    Conditional cash transfers (CCT) have recently received considerable attention as a potentially innovative and effective approach to the prevention of HIV/AIDS. We evaluate a conditional cash transfer program in rural Malawi which offered financial incentives to men and women to maintain their HIV status for approximately one year. The amounts of the reward ranged from zero to approximately 3-4 months wage. We find no effect of the offered incentives on HIV status or on reported sexual behavior. However, shortly after receiving the reward, men who received the cash transfer were 9 percentage points more likely and women were 6.7 percentage points less likely to engage in risky sex. Our analyses therefore question the "unconditional effectiveness" of CCT program for HIV prevention: CCT Programs that aim to motivate safe sexual behavior in Africa should take into account that money given in the present may have much stronger effects than rewards offered in the future, and any effect of these programs may be fairly sensitive to the specific design of the program, the local and/or cultural context, and the degree of agency an individual has with respect to sexual behaviors.
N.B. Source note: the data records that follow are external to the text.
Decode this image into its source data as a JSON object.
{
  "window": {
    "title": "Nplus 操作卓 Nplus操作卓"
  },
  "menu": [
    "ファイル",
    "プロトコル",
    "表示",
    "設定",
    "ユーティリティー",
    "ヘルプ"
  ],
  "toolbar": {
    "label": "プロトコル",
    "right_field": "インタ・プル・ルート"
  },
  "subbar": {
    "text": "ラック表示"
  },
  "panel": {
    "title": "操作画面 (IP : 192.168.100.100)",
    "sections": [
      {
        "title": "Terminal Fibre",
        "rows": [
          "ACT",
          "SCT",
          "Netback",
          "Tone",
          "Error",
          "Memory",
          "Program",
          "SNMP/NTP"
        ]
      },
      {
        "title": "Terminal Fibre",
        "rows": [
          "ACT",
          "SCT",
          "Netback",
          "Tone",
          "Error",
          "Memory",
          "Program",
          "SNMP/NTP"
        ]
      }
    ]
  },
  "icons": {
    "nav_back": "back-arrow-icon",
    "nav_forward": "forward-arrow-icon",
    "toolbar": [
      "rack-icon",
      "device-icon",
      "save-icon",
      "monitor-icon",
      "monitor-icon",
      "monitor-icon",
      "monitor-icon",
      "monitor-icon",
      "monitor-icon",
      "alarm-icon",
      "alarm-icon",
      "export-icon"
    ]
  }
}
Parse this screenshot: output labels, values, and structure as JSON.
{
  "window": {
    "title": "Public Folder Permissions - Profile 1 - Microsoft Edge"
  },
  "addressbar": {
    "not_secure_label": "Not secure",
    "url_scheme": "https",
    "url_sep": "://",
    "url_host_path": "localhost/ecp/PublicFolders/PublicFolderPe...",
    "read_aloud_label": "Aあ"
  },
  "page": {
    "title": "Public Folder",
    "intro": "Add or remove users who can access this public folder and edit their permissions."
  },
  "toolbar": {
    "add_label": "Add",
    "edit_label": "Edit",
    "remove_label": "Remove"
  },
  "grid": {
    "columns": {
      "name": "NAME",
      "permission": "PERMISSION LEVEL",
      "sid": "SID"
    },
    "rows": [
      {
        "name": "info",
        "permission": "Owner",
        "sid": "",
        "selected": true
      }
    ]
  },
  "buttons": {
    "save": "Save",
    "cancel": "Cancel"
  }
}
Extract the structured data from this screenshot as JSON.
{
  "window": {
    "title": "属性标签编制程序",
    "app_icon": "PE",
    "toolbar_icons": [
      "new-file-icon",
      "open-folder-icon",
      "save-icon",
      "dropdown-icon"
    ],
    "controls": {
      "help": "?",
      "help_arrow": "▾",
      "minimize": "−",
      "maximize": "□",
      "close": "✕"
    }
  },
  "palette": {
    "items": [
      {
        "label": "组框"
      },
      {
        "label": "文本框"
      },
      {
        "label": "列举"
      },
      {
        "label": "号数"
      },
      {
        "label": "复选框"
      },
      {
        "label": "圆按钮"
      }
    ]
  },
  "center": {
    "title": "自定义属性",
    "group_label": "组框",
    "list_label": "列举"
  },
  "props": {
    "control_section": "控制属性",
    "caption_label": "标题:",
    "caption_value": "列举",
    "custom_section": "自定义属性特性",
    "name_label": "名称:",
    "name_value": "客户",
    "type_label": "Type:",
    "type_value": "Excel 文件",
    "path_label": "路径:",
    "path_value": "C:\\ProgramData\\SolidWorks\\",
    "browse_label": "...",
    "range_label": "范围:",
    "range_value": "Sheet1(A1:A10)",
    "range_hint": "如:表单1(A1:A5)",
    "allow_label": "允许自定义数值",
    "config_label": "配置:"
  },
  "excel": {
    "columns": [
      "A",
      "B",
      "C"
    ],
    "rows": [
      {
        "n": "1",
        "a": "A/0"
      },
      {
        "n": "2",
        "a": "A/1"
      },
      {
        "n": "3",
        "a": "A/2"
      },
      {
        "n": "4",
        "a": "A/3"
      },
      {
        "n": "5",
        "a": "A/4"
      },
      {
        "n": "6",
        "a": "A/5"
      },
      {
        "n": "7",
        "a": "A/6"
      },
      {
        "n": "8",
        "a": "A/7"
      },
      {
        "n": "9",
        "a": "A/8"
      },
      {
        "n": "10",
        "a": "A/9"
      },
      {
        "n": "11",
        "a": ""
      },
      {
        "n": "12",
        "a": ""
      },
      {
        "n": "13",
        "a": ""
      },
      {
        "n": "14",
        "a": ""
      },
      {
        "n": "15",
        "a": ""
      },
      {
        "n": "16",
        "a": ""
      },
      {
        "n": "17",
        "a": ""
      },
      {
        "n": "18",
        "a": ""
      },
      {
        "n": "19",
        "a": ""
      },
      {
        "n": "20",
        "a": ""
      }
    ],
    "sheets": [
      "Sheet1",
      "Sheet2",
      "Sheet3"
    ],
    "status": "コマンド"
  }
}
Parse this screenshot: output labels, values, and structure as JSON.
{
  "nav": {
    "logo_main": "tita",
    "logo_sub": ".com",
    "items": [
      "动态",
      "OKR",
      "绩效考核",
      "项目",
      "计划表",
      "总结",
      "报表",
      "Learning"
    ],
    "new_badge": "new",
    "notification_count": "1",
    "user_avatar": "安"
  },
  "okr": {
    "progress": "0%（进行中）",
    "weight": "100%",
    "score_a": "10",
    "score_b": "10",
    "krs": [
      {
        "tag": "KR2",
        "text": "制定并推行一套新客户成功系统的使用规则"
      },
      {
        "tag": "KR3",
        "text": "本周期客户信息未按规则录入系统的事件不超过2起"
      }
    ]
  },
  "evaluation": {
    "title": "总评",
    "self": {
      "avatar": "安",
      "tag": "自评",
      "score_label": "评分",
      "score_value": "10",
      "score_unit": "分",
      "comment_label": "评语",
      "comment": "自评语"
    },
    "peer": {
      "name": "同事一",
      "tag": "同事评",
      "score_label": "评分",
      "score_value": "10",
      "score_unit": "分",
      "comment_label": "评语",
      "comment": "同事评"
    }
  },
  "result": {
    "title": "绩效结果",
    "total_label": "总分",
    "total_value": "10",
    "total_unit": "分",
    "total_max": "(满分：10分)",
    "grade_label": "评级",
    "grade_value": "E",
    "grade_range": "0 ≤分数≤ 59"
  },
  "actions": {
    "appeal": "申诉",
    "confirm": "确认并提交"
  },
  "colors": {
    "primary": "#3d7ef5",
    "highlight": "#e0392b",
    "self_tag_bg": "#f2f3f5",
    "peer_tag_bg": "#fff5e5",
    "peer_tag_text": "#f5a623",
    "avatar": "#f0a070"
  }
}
  20. Incidence of Poverty and the Role of Non-Farm Activities

    International Nuclear Information System (INIS)

    The incidence of poverty, poverty gap and the severity of poverty for the nine agro-climatic zones of the country (rice/wheat Punjab, mixed Punjab, cotton/wheat Punjab, low intensity Punjab, Barani Punjab, cotton/wheat Sindh, rice other Sindh, Khyber Pakhtunkhwa and Balochistan) were calculated for farming and non-farming households. The indices of poverty were also measured for households that only did farming, undertook farming and non-farm activities and those that did no farming in the various agro-climatic zones. Finally, incidence and severity of poverty as well as the spread of income among the poor for non-farm wage earners, farm wage earners, non-farm self-employed and the crop cultivators in the nine agro-climatic zones of rural Pakistan was also carried out. The relationship between incidence of poverty and non-farm activities is ambivalent with non-farm households being better off in regions that are less fertile. The incidence of poverty was highest amongst farm wage workers, followed by non-farm wage workers, non-farm self-employed and lastly crop cultivators. (author)